Submitted by: Angela Watson
In this lesson plan, which is adaptable for grades K-3, students use BrainPOP Jr. resources to identify and explore characteristics of percussion instruments. Students then create and play their own percussion instrument.
- Identify characteristics of percussion instruments.
- Create and play a percussion instrument.
- Access to BrainPOP, a computer, and projector
- Several tall glasses or jars for each group of students
- A spoon or pencil for each group
Preparation:Familiarize students with the concept of instrument families (sets of instruments that have several characteristics in common.) You may wish to use the Musical Instruments movie to build background knowledge. The Make Your Own Woodwind Instrument lesson plan is also designed to be used in this unit of study.
- Review the instrument families that students have already studied, if any, and explain that they will be learning about a new type of instrument family today.
- Hold up a glass or jar filled partially with water and ask students what type of instrument they think could be created with it. Brainstorm ideas with students and accept all responses. Allow volunteers to demonstrate different ways they think the glass can be used to produce sound.
- Project the Activity for the class and read through the directions with students. Experiment a bit with several glasses and jars filled with varying levels of water, and facilitate a class discussion about what students observe. Ask students to describe the appearance, sound, and characteristics of the glasses or jars. What real instruments are they similar to? How? What might the instrument family might be called?
- Show the Word Wall and introduce the term 'percussion' to students. Share the other vocabulary words, as well, asking students to use the words to tell about their experiences with different instruments and music. What kind of sound effects have they heard before?
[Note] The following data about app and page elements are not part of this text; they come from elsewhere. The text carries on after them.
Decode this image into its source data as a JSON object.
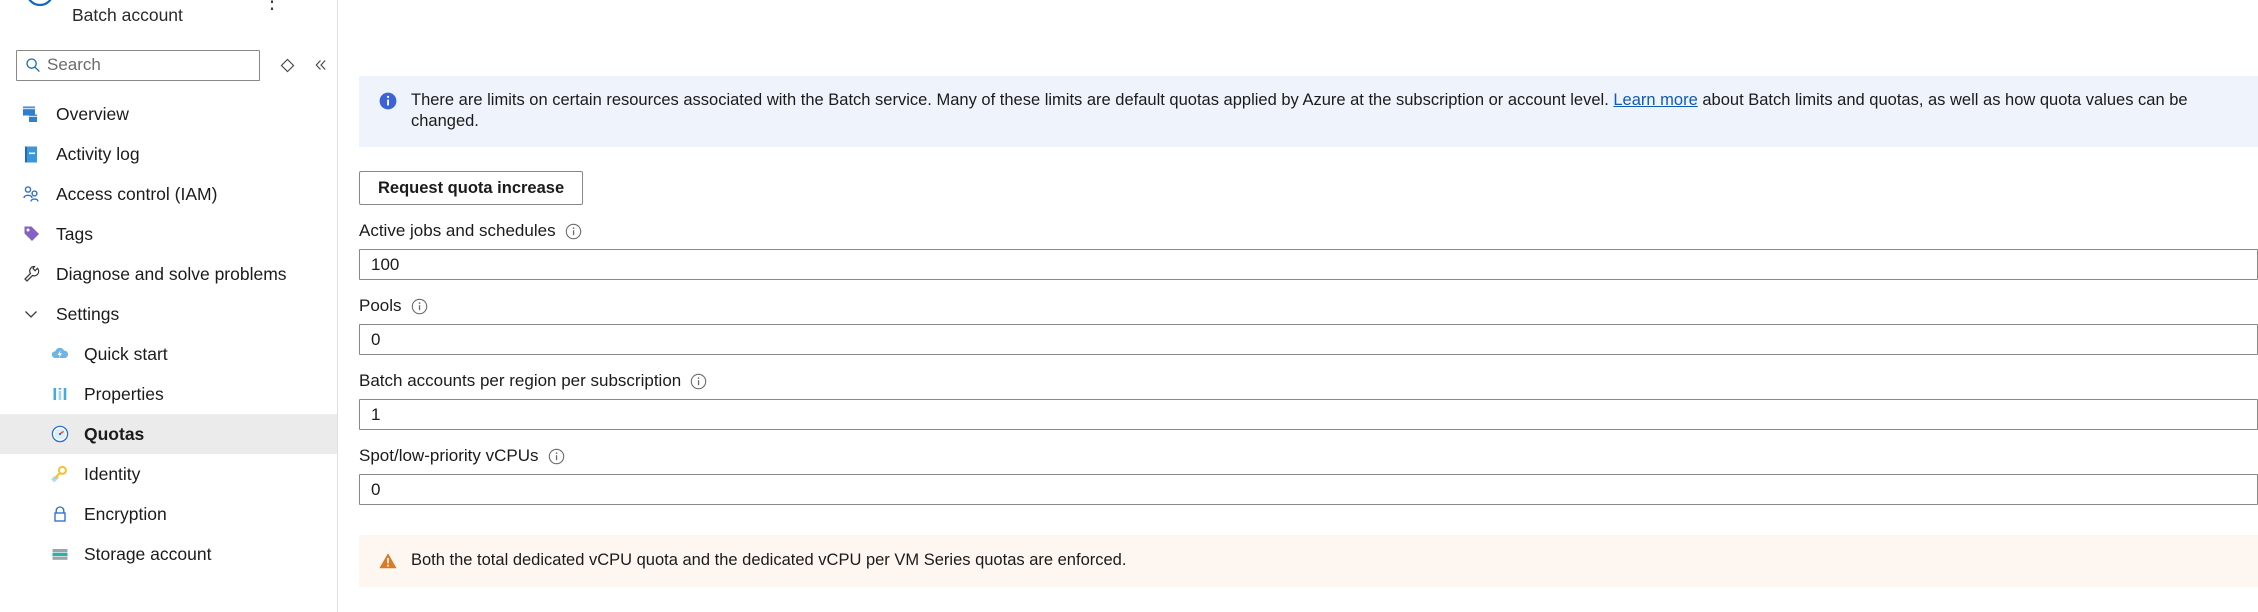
{
  "resource": {
    "subtitle": "Batch account",
    "more_label": "⋮"
  },
  "search": {
    "placeholder": "Search",
    "value": "",
    "icon": "search-icon",
    "pin_icon": "pin-diamond-icon",
    "collapse_icon": "double-chevron-left-icon"
  },
  "sidebar": {
    "items": [
      {
        "label": "Overview",
        "icon": "overview-icon",
        "level": "top",
        "selected": false
      },
      {
        "label": "Activity log",
        "icon": "activity-log-icon",
        "level": "top",
        "selected": false
      },
      {
        "label": "Access control (IAM)",
        "icon": "access-control-icon",
        "level": "top",
        "selected": false
      },
      {
        "label": "Tags",
        "icon": "tag-icon",
        "level": "top",
        "selected": false
      },
      {
        "label": "Diagnose and solve problems",
        "icon": "wrench-icon",
        "level": "top",
        "selected": false
      },
      {
        "label": "Settings",
        "icon": "chevron-down-icon",
        "level": "group",
        "selected": false
      },
      {
        "label": "Quick start",
        "icon": "quick-start-cloud-icon",
        "level": "child",
        "selected": false
      },
      {
        "label": "Properties",
        "icon": "properties-bars-icon",
        "level": "child",
        "selected": false
      },
      {
        "label": "Quotas",
        "icon": "quotas-gauge-icon",
        "level": "child",
        "selected": true
      },
      {
        "label": "Identity",
        "icon": "identity-key-icon",
        "level": "child",
        "selected": false
      },
      {
        "label": "Encryption",
        "icon": "encryption-lock-icon",
        "level": "child",
        "selected": false
      },
      {
        "label": "Storage account",
        "icon": "storage-account-icon",
        "level": "child",
        "selected": false
      }
    ]
  },
  "main": {
    "info_banner": {
      "icon": "info-icon",
      "text_before_link": "There are limits on certain resources associated with the Batch service. Many of these limits are default quotas applied by Azure at the subscription or account level.",
      "link_text": "Learn more",
      "text_after_link": "about Batch limits and quotas, as well as how quota values can be changed."
    },
    "request_button": "Request quota increase",
    "fields": [
      {
        "label": "Active jobs and schedules",
        "value": "100",
        "info_icon": "info-circle-icon"
      },
      {
        "label": "Pools",
        "value": "0",
        "info_icon": "info-circle-icon"
      },
      {
        "label": "Batch accounts per region per subscription",
        "value": "1",
        "info_icon": "info-circle-icon"
      },
      {
        "label": "Spot/low-priority vCPUs",
        "value": "0",
        "info_icon": "info-circle-icon"
      }
    ],
    "warning_banner": {
      "icon": "warning-icon",
      "text": "Both the total dedicated vCPU quota and the dedicated vCPU per VM Series quotas are enforced."
    }
  },
  "colors": {
    "info_banner_bg": "#eff4fc",
    "warning_banner_bg": "#fdf6f1",
    "link": "#0f5bb5",
    "selected_nav_bg": "#ebebeb",
    "border": "#8a8886",
    "azure_blue": "#0078d4",
    "warning_orange": "#d67d29"
  }
}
- Play the Percussion Instruments movie for the class. Pause throughout the movie to discuss the concepts and connect them to students' prior knowledge.
- Return students' attention to the glasses/jars. What might be a good name for this new instrument? What makes it part of the percussion family? How is it similar to and different from other percussion instruments featured in the movie? You may wish to use a graphic organizer from BrainPOP Educators to help record and analyze students' responses.
- Divide students into small groups to complete the next set of activities. They can experiment with glasses and jars at the same time, or if your students need more supervision and guidance, one group can work with you to complete the percussion Activity while other groups work independently. The independent groups may take the Easy Quiz or Hard Quiz on your classroom computers, completing the Draw About It activity when they're done. Other groups may read books about percussion instruments, complete the Write About It activity as a journal prompt, or explore various percussion instruments you have available.
Filed as: CCSS.ELA-Literacy.L.1.6, CCSS.ELA-Literacy.L.2.6, CCSS.ELA-Literacy.L.3.6, CCSS.ELA-Literacy.L.K.6, CCSS.ELA-Literacy.SL.1.1, CCSS.ELA-Literacy.SL.1.2, CCSS.ELA-Literacy.SL.1.3, CCSS.ELA-Literacy.SL.2.1, CCSS.ELA-Literacy.SL.2.2, CCSS.ELA-Literacy.SL.2.3, CCSS.ELA-Literacy.SL.3.1, CCSS.ELA-Literacy.SL.3.2, CCSS.ELA-Literacy.SL.3.3, CCSS.ELA-Literacy.SL.K.1, CCSS.ELA-Literacy.SL.K.2, CCSS.ELA-Literacy.SL.K.3, CCSS.ELA-Literacy.W.1.2, CCSS.ELA-Literacy.W.2.2, CCSS.ELA-Literacy.W.3.2, CCSS.ELA-Literacy.W.K.2, K-3, Math, Music, Percussion, Percussion Instruments, Pitch, Tone, and Beat, Sortify: Instruments, Sortify: Musical Instruments